** Exercise directions **
All of the data needs to come back exactly as written.

Collected data:
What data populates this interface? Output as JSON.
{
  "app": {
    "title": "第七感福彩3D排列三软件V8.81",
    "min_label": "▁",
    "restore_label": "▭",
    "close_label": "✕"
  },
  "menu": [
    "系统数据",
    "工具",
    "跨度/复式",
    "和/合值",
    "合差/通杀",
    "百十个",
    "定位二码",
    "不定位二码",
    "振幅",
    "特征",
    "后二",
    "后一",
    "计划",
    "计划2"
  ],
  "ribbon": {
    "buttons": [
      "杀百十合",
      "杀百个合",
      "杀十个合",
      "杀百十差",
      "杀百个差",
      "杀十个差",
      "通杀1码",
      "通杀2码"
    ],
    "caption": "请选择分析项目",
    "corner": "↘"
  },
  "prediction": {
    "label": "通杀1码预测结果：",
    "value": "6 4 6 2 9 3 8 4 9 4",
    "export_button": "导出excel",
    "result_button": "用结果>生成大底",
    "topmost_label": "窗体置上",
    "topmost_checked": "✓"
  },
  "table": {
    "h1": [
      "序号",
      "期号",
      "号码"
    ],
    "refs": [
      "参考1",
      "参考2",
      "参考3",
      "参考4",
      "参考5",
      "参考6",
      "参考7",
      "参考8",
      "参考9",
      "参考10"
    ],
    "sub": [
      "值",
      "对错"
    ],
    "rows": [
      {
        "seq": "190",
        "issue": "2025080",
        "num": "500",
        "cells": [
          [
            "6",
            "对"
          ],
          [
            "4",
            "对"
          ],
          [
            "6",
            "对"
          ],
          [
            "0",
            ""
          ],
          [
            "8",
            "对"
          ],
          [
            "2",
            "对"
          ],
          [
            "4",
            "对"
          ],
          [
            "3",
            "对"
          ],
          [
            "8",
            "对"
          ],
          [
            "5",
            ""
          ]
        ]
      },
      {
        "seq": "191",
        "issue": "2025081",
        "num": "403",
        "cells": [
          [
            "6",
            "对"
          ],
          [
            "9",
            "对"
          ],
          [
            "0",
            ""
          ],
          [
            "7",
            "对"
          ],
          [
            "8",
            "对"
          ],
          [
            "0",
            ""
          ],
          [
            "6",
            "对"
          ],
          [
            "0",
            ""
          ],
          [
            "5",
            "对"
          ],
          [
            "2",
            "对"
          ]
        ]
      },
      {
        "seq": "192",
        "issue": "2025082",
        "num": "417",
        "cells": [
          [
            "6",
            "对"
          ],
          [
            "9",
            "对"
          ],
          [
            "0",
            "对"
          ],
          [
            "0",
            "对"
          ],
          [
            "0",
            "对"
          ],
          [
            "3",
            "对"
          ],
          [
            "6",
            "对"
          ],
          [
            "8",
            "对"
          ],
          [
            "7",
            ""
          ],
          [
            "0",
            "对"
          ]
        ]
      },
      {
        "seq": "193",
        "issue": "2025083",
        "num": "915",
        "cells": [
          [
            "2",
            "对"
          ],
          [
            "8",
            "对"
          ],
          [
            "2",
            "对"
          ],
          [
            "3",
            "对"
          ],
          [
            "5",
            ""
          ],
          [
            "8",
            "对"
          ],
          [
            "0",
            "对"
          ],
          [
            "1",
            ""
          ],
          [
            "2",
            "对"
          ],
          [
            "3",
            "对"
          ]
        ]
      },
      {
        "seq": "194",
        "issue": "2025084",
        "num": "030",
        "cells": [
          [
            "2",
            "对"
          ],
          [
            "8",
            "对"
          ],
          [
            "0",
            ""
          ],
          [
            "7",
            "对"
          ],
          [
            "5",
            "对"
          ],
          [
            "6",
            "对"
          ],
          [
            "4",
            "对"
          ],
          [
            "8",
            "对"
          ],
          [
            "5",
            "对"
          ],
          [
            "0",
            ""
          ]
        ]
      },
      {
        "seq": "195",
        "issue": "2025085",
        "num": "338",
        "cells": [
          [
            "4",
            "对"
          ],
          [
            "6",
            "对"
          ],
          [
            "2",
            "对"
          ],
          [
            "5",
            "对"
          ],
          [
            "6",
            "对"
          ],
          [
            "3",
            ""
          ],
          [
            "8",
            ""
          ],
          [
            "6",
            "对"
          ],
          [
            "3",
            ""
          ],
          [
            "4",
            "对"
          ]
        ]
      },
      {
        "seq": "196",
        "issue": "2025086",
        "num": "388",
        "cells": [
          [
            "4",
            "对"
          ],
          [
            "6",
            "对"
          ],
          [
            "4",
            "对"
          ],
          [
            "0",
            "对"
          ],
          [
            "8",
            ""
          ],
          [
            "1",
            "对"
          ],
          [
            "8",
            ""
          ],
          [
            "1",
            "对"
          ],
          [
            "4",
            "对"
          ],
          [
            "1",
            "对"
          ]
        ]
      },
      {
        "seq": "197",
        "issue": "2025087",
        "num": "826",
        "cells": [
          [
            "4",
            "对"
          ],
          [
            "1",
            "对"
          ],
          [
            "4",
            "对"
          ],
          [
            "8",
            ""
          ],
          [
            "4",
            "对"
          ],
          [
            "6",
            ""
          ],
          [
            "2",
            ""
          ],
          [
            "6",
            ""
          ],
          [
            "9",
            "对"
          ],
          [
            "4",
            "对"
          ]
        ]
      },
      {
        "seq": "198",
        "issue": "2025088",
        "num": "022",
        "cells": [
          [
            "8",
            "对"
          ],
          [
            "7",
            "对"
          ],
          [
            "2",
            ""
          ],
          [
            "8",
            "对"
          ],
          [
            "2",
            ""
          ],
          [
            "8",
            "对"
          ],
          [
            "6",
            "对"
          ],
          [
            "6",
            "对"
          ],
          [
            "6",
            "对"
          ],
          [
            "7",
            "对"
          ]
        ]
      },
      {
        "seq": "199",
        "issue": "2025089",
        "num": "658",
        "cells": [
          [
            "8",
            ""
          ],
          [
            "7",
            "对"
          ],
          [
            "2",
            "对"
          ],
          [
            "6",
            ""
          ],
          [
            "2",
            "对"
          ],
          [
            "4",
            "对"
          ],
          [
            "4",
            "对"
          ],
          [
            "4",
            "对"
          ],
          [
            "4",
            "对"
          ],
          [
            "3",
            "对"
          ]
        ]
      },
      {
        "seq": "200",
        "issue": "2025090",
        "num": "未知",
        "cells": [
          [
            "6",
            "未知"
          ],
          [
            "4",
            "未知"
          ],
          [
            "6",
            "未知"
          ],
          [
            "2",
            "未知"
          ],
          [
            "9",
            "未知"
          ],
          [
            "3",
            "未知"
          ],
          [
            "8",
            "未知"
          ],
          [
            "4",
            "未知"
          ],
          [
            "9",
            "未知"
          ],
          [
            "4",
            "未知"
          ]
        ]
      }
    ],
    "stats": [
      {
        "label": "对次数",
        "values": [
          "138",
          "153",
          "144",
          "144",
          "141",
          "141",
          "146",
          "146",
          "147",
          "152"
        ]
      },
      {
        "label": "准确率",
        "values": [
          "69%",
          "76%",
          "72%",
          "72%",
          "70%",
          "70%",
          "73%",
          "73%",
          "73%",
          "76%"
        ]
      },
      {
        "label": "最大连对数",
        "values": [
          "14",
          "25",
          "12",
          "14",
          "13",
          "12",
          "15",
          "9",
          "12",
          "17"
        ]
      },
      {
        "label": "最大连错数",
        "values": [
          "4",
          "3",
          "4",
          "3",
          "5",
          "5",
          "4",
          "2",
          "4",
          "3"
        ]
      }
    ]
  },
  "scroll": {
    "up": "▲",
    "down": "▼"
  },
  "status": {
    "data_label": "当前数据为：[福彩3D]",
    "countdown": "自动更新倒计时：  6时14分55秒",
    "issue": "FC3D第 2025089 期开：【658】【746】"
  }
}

** Solution to the problem **
What data populates this interface? Output as JSON.
{
  "app": {
    "title": "第七感福彩3D排列三软件V8.81",
    "min_label": "▁",
    "restore_label": "▭",
    "close_label": "✕"
  },
  "menu": [
    "系统数据",
    "工具",
    "跨度/复式",
    "和/合值",
    "合差/通杀",
    "百十个",
    "定位二码",
    "不定位二码",
    "振幅",
    "特征",
    "后二",
    "后一",
    "计划",
    "计划2"
  ],
  "ribbon": {
    "buttons": [
      "杀百十合",
      "杀百个合",
      "杀十个合",
      "杀百十差",
      "杀百个差",
      "杀十个差",
      "通杀1码",
      "通杀2码"
    ],
    "caption": "请选择分析项目",
    "corner": "↘"
  },
  "prediction": {
    "label": "通杀1码预测结果：",
    "value": "6 4 6 2 9 3 8 4 9 4",
    "export_button": "导出excel",
    "result_button": "用结果>生成大底",
    "topmost_label": "窗体置上",
    "topmost_checked": "✓"
  },
  "table": {
    "h1": [
      "序号",
      "期号",
      "号码"
    ],
    "refs": [
      "参考1",
      "参考2",
      "参考3",
      "参考4",
      "参考5",
      "参考6",
      "参考7",
      "参考8",
      "参考9",
      "参考10"
    ],
    "sub": [
      "值",
      "对错"
    ],
    "rows": [
      {
        "seq": "190",
        "issue": "2025080",
        "num": "500",
        "cells": [
          [
            "6",
            "对"
          ],
          [
            "4",
            "对"
          ],
          [
            "6",
            "对"
          ],
          [
            "0",
            ""
          ],
          [
            "8",
            "对"
          ],
          [
            "2",
            "对"
          ],
          [
            "4",
            "对"
          ],
          [
            "3",
            "对"
          ],
          [
            "8",
            "对"
          ],
          [
            "5",
            ""
          ]
        ]
      },
      {
        "seq": "191",
        "issue": "2025081",
        "num": "403",
        "cells": [
          [
            "6",
            "对"
          ],
          [
            "9",
            "对"
          ],
          [
            "0",
            ""
          ],
          [
            "7",
            "对"
          ],
          [
            "8",
            "对"
          ],
          [
            "0",
            ""
          ],
          [
            "6",
            "对"
          ],
          [
            "0",
            ""
          ],
          [
            "5",
            "对"
          ],
          [
            "2",
            "对"
          ]
        ]
      },
      {
        "seq": "192",
        "issue": "2025082",
        "num": "417",
        "cells": [
          [
            "6",
            "对"
          ],
          [
            "9",
            "对"
          ],
          [
            "0",
            "对"
          ],
          [
            "0",
            "对"
          ],
          [
            "0",
            "对"
          ],
          [
            "3",
            "对"
          ],
          [
            "6",
            "对"
          ],
          [
            "8",
            "对"
          ],
          [
            "7",
            ""
          ],
          [
            "0",
            "对"
          ]
        ]
      },
      {
        "seq": "193",
        "issue": "2025083",
        "num": "915",
        "cells": [
          [
            "2",
            "对"
          ],
          [
            "8",
            "对"
          ],
          [
            "2",
            "对"
          ],
          [
            "3",
            "对"
          ],
          [
            "5",
            ""
          ],
          [
            "8",
            "对"
          ],
          [
            "0",
            "对"
          ],
          [
            "1",
            ""
          ],
          [
            "2",
            "对"
          ],
          [
            "3",
            "对"
          ]
        ]
      },
      {
        "seq": "194",
        "issue": "2025084",
        "num": "030",
        "cells": [
          [
            "2",
            "对"
          ],
          [
            "8",
            "对"
          ],
          [
            "0",
            ""
          ],
          [
            "7",
            "对"
          ],
          [
            "5",
            "对"
          ],
          [
            "6",
            "对"
          ],
          [
            "4",
            "对"
          ],
          [
            "8",
            "对"
          ],
          [
            "5",
            "对"
          ],
          [
            "0",
            ""
          ]
        ]
      },
      {
        "seq": "195",
        "issue": "2025085",
        "num": "338",
        "cells": [
          [
            "4",
            "对"
          ],
          [
            "6",
            "对"
          ],
          [
            "2",
            "对"
          ],
          [
            "5",
            "对"
          ],
          [
            "6",
            "对"
          ],
          [
            "3",
            ""
          ],
          [
            "8",
            ""
          ],
          [
            "6",
            "对"
          ],
          [
            "3",
            ""
          ],
          [
            "4",
            "对"
          ]
        ]
      },
      {
        "seq": "196",
        "issue": "2025086",
        "num": "388",
        "cells": [
          [
            "4",
            "对"
          ],
          [
            "6",
            "对"
          ],
          [
            "4",
            "对"
          ],
          [
            "0",
            "对"
          ],
          [
            "8",
            ""
          ],
          [
            "1",
            "对"
          ],
          [
            "8",
            ""
          ],
          [
            "1",
            "对"
          ],
          [
            "4",
            "对"
          ],
          [
            "1",
            "对"
          ]
        ]
      },
      {
        "seq": "197",
        "issue": "2025087",
        "num": "826",
        "cells": [
          [
            "4",
            "对"
          ],
          [
            "1",
            "对"
          ],
          [
            "4",
            "对"
          ],
          [
            "8",
            ""
          ],
          [
            "4",
            "对"
          ],
          [
            "6",
            ""
          ],
          [
            "2",
            ""
          ],
          [
            "6",
            ""
          ],
          [
            "9",
            "对"
          ],
          [
            "4",
            "对"
          ]
        ]
      },
      {
        "seq": "198",
        "issue": "2025088",
        "num": "022",
        "cells": [
          [
            "8",
            "对"
          ],
          [
            "7",
            "对"
          ],
          [
            "2",
            ""
          ],
          [
            "8",
            "对"
          ],
          [
            "2",
            ""
          ],
          [
            "8",
            "对"
          ],
          [
            "6",
            "对"
          ],
          [
            "6",
            "对"
          ],
          [
            "6",
            "对"
          ],
          [
            "7",
            "对"
          ]
        ]
      },
      {
        "seq": "199",
        "issue": "2025089",
        "num": "658",
        "cells": [
          [
            "8",
            ""
          ],
          [
            "7",
            "对"
          ],
          [
            "2",
            "对"
          ],
          [
            "6",
            ""
          ],
          [
            "2",
            "对"
          ],
          [
            "4",
            "对"
          ],
          [
            "4",
            "对"
          ],
          [
            "4",
            "对"
          ],
          [
            "4",
            "对"
          ],
          [
            "3",
            "对"
          ]
        ]
      },
      {
        "seq": "200",
        "issue": "2025090",
        "num": "未知",
        "cells": [
          [
            "6",
            "未知"
          ],
          [
            "4",
            "未知"
          ],
          [
            "6",
            "未知"
          ],
          [
            "2",
            "未知"
          ],
          [
            "9",
            "未知"
          ],
          [
            "3",
            "未知"
          ],
          [
            "8",
            "未知"
          ],
          [
            "4",
            "未知"
          ],
          [
            "9",
            "未知"
          ],
          [
            "4",
            "未知"
          ]
        ]
      }
    ],
    "stats": [
      {
        "label": "对次数",
        "values": [
          "138",
          "153",
          "144",
          "144",
          "141",
          "141",
          "146",
          "146",
          "147",
          "152"
        ]
      },
      {
        "label": "准确率",
        "values": [
          "69%",
          "76%",
          "72%",
          "72%",
          "70%",
          "70%",
          "73%",
          "73%",
          "73%",
          "76%"
        ]
      },
      {
        "label": "最大连对数",
        "values": [
          "14",
          "25",
          "12",
          "14",
          "13",
          "12",
          "15",
          "9",
          "12",
          "17"
        ]
      },
      {
        "label": "最大连错数",
        "values": [
          "4",
          "3",
          "4",
          "3",
          "5",
          "5",
          "4",
          "2",
          "4",
          "3"
        ]
      }
    ]
  },
  "scroll": {
    "up": "▲",
    "down": "▼"
  },
  "status": {
    "data_label": "当前数据为：[福彩3D]",
    "countdown": "自动更新倒计时：  6时14分55秒",
    "issue": "FC3D第 2025089 期开：【658】【746】"
  }
}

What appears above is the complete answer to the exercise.